That’s the only reasonable conclusion regarding the Humane Society of the United States’ latest smear campaign against agriculture: An attack on pork farmers’ attempts to inoculate pigs against a new disease threat.
Porcine epidemic diarrhea virus (PEDv) is a new virus spreading among farms both large and small. It’s a serious new problem, and there is no vaccine for this disease (it has only been in the U.S. for 10 months). It’s extremely deadly to piglets, and veterinarians and farmers currently have only one option to try to beat this disease: Feed a sample of dead piglets that were infected at birth to mother pigs, which then develop antibodies that they can pass on to their new young. It’s the same principle behind developing a resistance to venom or other diseases.
This is not pretty, by any means. We wish there was an alternative. But it’s a scientific and veterinarian-approved way of humanely dealing with this threat to animal welfare.

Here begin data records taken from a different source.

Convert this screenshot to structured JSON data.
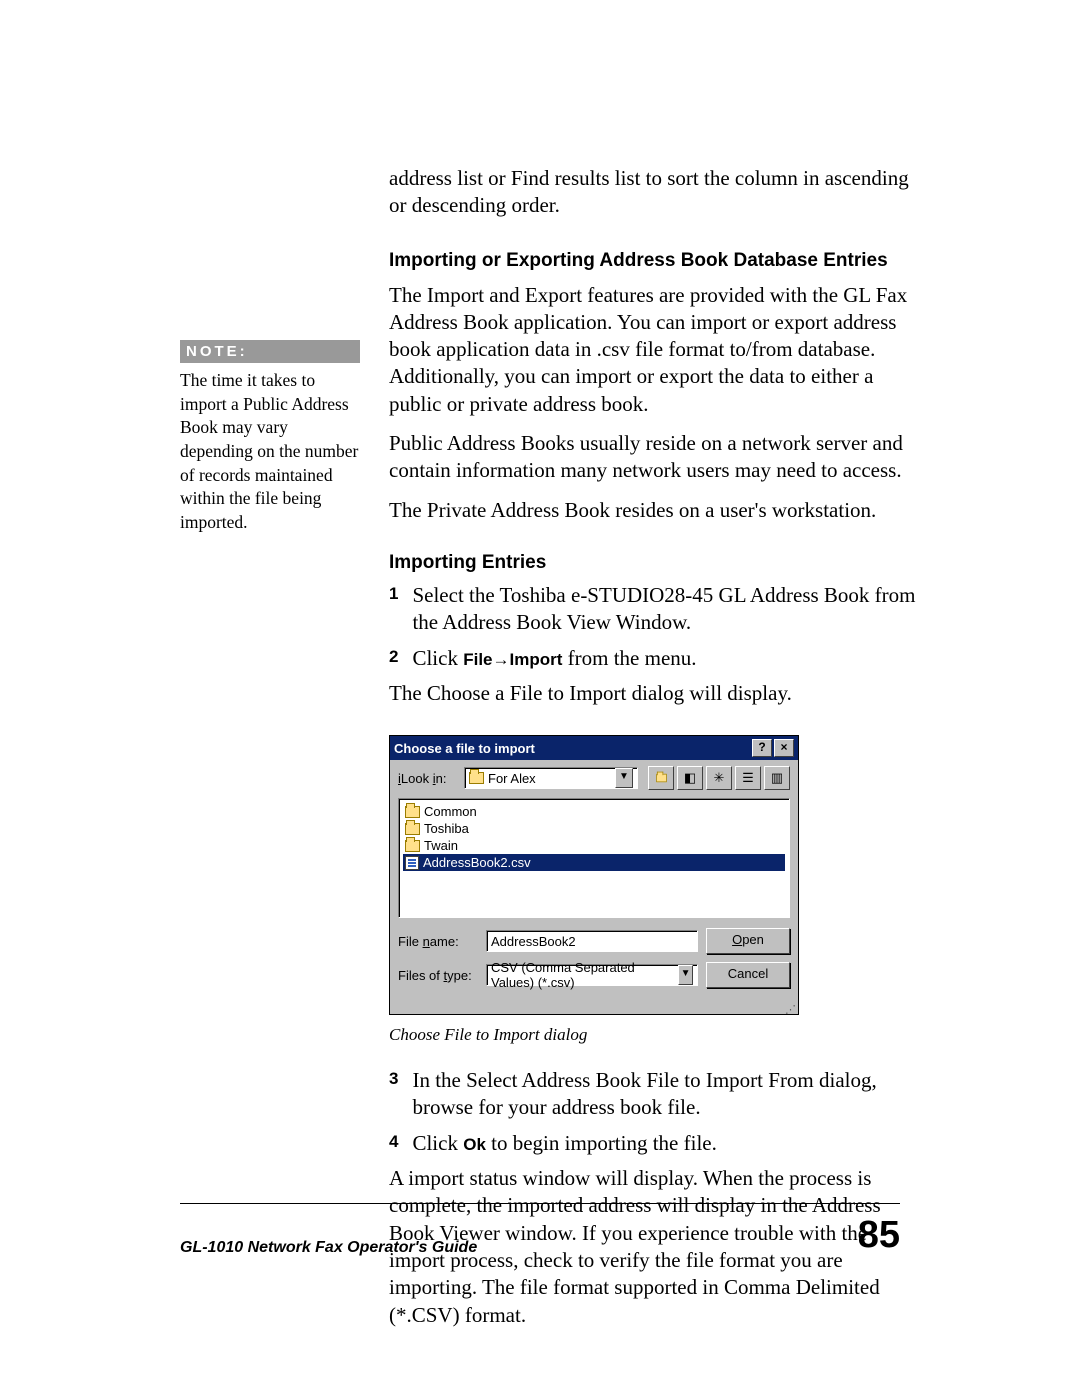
{
  "intro_para": "address list or Find results list to sort the column in ascending or descending order.",
  "h_import_export": "Importing or Exporting Address Book Database Entries",
  "p_import_export1": "The Import and Export features are provided with the GL Fax Address Book application. You can import or export address book application data in .csv file format to/from database. Additionally, you can import or export the data to either a public or private address book.",
  "p_public": "Public Address Books usually reside on a network server and contain information many network users may need to access.",
  "p_private": "The Private Address Book resides on a user's workstation.",
  "h_importing": "Importing Entries",
  "step1_num": "1",
  "step1_text": "Select the Toshiba e-STUDIO28-45 GL Address Book from the Address Book View Window.",
  "step2_num": "2",
  "step2_prefix": "Click ",
  "step2_ui": "File→Import",
  "step2_suffix": " from the menu.",
  "p_choose_dialog": "The Choose a File to Import dialog will display.",
  "dialog": {
    "title": "Choose a file to import",
    "help_btn": "?",
    "close_btn": "×",
    "lookin_label": "Look in:",
    "lookin_value": "For Alex",
    "files": {
      "f1": "Common",
      "f2": "Toshiba",
      "f3": "Twain",
      "f4": "AddressBook2.csv"
    },
    "filename_label": "File name:",
    "filename_value": "AddressBook2",
    "filetype_label": "Files of type:",
    "filetype_value": "CSV (Comma Separated Values) (*.csv)",
    "open_btn_pre": "O",
    "open_btn_post": "pen",
    "cancel_btn": "Cancel"
  },
  "caption": "Choose File to Import dialog",
  "step3_num": "3",
  "step3_text": "In the Select Address Book File to Import From dialog, browse for your address book file.",
  "step4_num": "4",
  "step4_prefix": "Click ",
  "step4_ui": "Ok",
  "step4_suffix": " to begin importing the file.",
  "p_after": "A import status window will display. When the process is complete, the imported address will display in the Address Book Viewer window. If you experience trouble with the import process, check to verify the file format you are importing. The file format supported in Comma Delimited (*.CSV) format.",
  "note": {
    "label": "NOTE:",
    "text": "The time it takes to import a Public Address Book may vary depending on the number of records maintained within the file being imported."
  },
  "footer": {
    "left": "GL-1010 Network Fax Operator's Guide",
    "page": "85"
  }
}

And HSUS is sullying it.
Yesterday HSUS released a heavily spliced video of a Kentucky farm, and its CEO Wayne “I Don’t Love Animals” Pacelle flung inflammatory language to smear this process, calling it “cannibalism.” Veterinarians reviewed HSUS’s claims and stand against HSUS. “This process is universally recognized as having real efficacy in reducing the number of pigs that are dying,” stated University of Minnesota veterinarian Dr. John Deen. Further, “the claim that biosecurity is better for animals housed outdoors is just wrong. To say that transmission of disease between farms increases with intensification of production is unsubstantiated.”

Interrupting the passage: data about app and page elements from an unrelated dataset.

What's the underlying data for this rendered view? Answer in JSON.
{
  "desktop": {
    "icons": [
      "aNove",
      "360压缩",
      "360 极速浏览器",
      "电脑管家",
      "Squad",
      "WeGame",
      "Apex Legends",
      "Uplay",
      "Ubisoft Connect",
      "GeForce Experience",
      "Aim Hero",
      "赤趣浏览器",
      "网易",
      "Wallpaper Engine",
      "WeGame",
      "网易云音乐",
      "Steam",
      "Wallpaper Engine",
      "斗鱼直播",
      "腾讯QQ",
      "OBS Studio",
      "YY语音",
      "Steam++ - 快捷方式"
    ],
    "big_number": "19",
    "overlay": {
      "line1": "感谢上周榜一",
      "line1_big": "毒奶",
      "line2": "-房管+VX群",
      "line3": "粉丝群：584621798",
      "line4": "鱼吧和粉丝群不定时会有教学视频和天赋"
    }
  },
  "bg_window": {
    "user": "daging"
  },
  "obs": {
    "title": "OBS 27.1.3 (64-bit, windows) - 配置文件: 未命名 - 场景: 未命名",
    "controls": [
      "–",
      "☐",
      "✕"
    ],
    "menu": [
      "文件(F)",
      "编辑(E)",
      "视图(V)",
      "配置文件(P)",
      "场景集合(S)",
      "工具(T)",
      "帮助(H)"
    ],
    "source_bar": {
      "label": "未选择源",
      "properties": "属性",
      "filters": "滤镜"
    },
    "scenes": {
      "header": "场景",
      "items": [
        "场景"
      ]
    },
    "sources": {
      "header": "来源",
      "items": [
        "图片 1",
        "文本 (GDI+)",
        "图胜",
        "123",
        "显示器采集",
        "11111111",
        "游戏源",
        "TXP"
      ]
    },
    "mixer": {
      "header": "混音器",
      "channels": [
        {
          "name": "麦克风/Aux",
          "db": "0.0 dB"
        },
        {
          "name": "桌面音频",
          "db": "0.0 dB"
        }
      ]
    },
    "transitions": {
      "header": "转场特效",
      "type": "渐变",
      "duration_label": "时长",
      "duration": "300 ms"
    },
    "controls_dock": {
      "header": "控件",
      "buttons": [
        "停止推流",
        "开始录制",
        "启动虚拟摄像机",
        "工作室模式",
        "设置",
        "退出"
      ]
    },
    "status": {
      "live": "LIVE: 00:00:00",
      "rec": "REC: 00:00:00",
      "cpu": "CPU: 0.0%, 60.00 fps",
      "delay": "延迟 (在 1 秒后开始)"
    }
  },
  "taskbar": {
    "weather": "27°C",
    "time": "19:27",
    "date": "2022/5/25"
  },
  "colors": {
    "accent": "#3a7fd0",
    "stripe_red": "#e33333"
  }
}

“Is it better to save pigs’ lives and improve their welfare or to say this is too ‘icky’ and just let the pigs die?” asked the head of the American Association of Swine Veterinarians. HSUS has answered that question—it would rather unfairly smear agriculture and animal care, rather than support efforts to save piglets’ lives.